Learning to Enjoy Doing Without- Or At Least Not Disliking It So Much!

Use it up- Wear it out- Make it do- Or do without!

Lately I've been feeling the weight and guilt that comes from spending too much money for unnecessary things. Too many unplanned "quick" trips to the store, too many little splurges here and there that add up WAY too quickly! And I despise the feelings (guilt, fear, failure) that accomany these money binges!

We have a "big picture" plan of getting out of debt that we are enthuisastic about, but it is easy for the smaller (and sometimes not so small!) day-to-day expenses to become the proverbial monkey wrench in our plans. We have a budget and are getting pretty consistent with it. We even have a small amount in our checking account that is set aside for emergencies. The problem is, even though I don't include that amount in our balance, I still know it is there! It is too easy to dip into that "just this once" and make up for it with next week's paycheck. The problem is, something always comes up that seems to require the money intended to eliminate the deficit.

So what should be done? Two things in particular come to mind-

Oddly enough, it is when I am not being diligent with the checkbook that the money seems to begin slipping through our fingers like sand. This is probably our biggest defense against our spontaneous spending- keeping track of the funds. When I worked as a bank teller during college, it was easy to jot down the charges that came through daily. Now that I have to make time to complete this task, I am not as disciplined as I once was! Growing up, I noticed how my mother would never leave a store's checkout stand without writing the new sum in her checkbook and carrying the balance forward. I am making a commitment to do the same thing (or at least writing it down as soon as I get in the car). Keeping a true current balance right in front of me will help me to stop spending the amount I think is there, over and over and over.

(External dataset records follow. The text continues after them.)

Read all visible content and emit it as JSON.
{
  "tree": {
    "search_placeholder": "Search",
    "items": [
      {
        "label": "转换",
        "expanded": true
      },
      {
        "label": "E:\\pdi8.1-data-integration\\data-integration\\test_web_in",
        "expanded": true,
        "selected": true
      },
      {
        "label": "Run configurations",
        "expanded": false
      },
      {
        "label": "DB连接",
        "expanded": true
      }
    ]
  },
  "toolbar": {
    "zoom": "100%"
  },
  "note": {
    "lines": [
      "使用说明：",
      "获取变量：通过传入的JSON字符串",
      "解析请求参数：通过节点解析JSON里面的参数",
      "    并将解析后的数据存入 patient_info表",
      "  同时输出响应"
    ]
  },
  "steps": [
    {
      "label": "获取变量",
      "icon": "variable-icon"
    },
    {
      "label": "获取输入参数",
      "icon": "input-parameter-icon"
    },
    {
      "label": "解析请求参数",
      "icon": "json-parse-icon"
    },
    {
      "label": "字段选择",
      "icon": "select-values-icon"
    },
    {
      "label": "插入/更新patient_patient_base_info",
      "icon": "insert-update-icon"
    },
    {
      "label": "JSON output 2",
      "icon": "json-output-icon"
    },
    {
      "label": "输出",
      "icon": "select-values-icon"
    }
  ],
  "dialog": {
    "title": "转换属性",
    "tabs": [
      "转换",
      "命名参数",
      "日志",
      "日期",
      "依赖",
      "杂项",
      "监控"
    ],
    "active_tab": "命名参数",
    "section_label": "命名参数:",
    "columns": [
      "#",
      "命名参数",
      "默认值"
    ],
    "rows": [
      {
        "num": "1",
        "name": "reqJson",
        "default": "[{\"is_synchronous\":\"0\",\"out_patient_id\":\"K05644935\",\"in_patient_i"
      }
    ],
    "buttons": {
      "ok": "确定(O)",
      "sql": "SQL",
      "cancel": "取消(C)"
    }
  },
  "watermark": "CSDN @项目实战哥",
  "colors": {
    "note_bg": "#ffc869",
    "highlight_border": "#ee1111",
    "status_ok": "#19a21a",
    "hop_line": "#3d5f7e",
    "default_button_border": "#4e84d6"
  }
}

The other thing that I know is necessary is to stop rationalizing purchases.  Just because something is a good deal, or just because I've had a bad day, or just because it's payday, that shouldn't justify me spending money for things that we don't need. I firmly believe in treating ourselves occasionally, but somehow I am really good at finding excuses for "celebrating!" really, really often. These feelings are typically shortlived, however, and they are replaced by guilt for not using the money more wisely. It's just not worth it!! I need to be more like my mom and grandmother who take pride in finding ways to live and celebrate daily life without spending more money!

Use it up- Wear it out- Make it do- Or do without!   It's my new mantra.

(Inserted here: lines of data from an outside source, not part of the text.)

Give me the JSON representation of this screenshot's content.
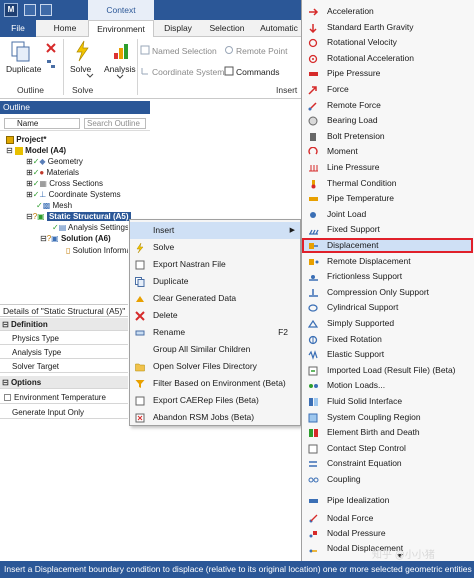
{
  "window": {
    "context_label": "Context",
    "app_icon": "M"
  },
  "tabs": [
    "File",
    "Home",
    "Environment",
    "Display",
    "Selection",
    "Automatic"
  ],
  "ribbon": {
    "duplicate": "Duplicate",
    "solve": "Solve",
    "analysis": "Analysis",
    "named_selection": "Named Selection",
    "remote_point": "Remote Point",
    "coordinate_system": "Coordinate System",
    "commands": "Commands",
    "group_outline": "Outline",
    "group_solve": "Solve",
    "group_insert": "Insert"
  },
  "outline": {
    "title": "Outline",
    "filter_label": "Name",
    "search_placeholder": "Search Outline",
    "tree": {
      "project": "Project*",
      "model": "Model (A4)",
      "geometry": "Geometry",
      "materials": "Materials",
      "cross_sections": "Cross Sections",
      "coordinate_systems": "Coordinate Systems",
      "mesh": "Mesh",
      "static_structural": "Static Structural (A5)",
      "analysis_settings": "Analysis Settings",
      "solution": "Solution (A6)",
      "solution_info": "Solution Information"
    }
  },
  "details": {
    "title": "Details of \"Static Structural (A5)\"",
    "definition": "Definition",
    "physics_type": "Physics Type",
    "analysis_type": "Analysis Type",
    "solver_target": "Solver Target",
    "options": "Options",
    "environment_temperature": "Environment Temperature",
    "generate_input_only": "Generate Input Only"
  },
  "context_menu": [
    {
      "label": "Insert",
      "shortcut": "",
      "icon": "none"
    },
    {
      "label": "Solve",
      "shortcut": "",
      "icon": "lightning-icon"
    },
    {
      "label": "Export Nastran File",
      "shortcut": "",
      "icon": "export-icon"
    },
    {
      "label": "Duplicate",
      "shortcut": "",
      "icon": "duplicate-icon"
    },
    {
      "label": "Clear Generated Data",
      "shortcut": "",
      "icon": "clear-data-icon"
    },
    {
      "label": "Delete",
      "shortcut": "",
      "icon": "delete-icon"
    },
    {
      "label": "Rename",
      "shortcut": "F2",
      "icon": "rename-icon"
    },
    {
      "label": "Group All Similar Children",
      "shortcut": "",
      "icon": "none"
    },
    {
      "label": "Open Solver Files Directory",
      "shortcut": "",
      "icon": "folder-icon"
    },
    {
      "label": "Filter Based on Environment (Beta)",
      "shortcut": "",
      "icon": "filter-icon"
    },
    {
      "label": "Export CAERep Files (Beta)",
      "shortcut": "",
      "icon": "export-icon"
    },
    {
      "label": "Abandon RSM Jobs (Beta)",
      "shortcut": "",
      "icon": "stop-icon"
    }
  ],
  "insert_submenu": [
    "Acceleration",
    "Standard Earth Gravity",
    "Rotational Velocity",
    "Rotational Acceleration",
    "Pipe Pressure",
    "Force",
    "Remote Force",
    "Bearing Load",
    "Bolt Pretension",
    "Moment",
    "Line Pressure",
    "Thermal Condition",
    "Pipe Temperature",
    "Joint Load",
    "Fixed Support",
    "Displacement",
    "Remote Displacement",
    "Frictionless Support",
    "Compression Only Support",
    "Cylindrical Support",
    "Simply Supported",
    "Fixed Rotation",
    "Elastic Support",
    "Imported Load (Result File) (Beta)",
    "Motion Loads...",
    "Fluid Solid Interface",
    "System Coupling Region",
    "Element Birth and Death",
    "Contact Step Control",
    "Constraint Equation",
    "Coupling",
    "Pipe Idealization",
    "Nodal Force",
    "Nodal Pressure",
    "Nodal Displacement"
  ],
  "selected_submenu_item": "Displacement",
  "status": {
    "text": "Insert a Displacement boundary condition to displace (relative to its original location) one or more selected geometric entities",
    "watermark": "知乎 @小小猪"
  },
  "colors": {
    "brand": "#2b5797",
    "highlight": "#cfe0f5",
    "selected_outline": "#e0202a",
    "check": "#2e9e2e"
  }
}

How about you? Any suggestions for reining in the spending beast or keeping those feelings of entitlement at bay?

1 comment:

  1. You answered yourself in your post. :P

    Our society makes it SO easy to spend, charge, incur debt and live above our means. And they will tell you that you "can't afford NOT to buy this" (yes, you can!) and that you "deserve this" (you deserve the security of money in the bank) and that's it's "normal" to overspend (no, it's foolish and fleeting and short-sighted).

    Your emergency fund is for EMERGENCIES. Unless it is something that has you sitting down white-faced in shock (husband lost his job, car broke down on the highway, etc), leave it alone. And if you do use it, treat it like a bank loan - pay it back with *interest*.

    Make a daily commitment to live below your means, not just "within" them. Like your marriage vows, it's possible, sometimes easy, sometimes hard, and it requires a daily commitment. Instead of focusing on the thrill of shopping, focus on the thrill of seeing that bank account get bigger. Remember - if it was marked down from $50 to $20 and you didn't NEED it, you did not save $30 ... you spent $20.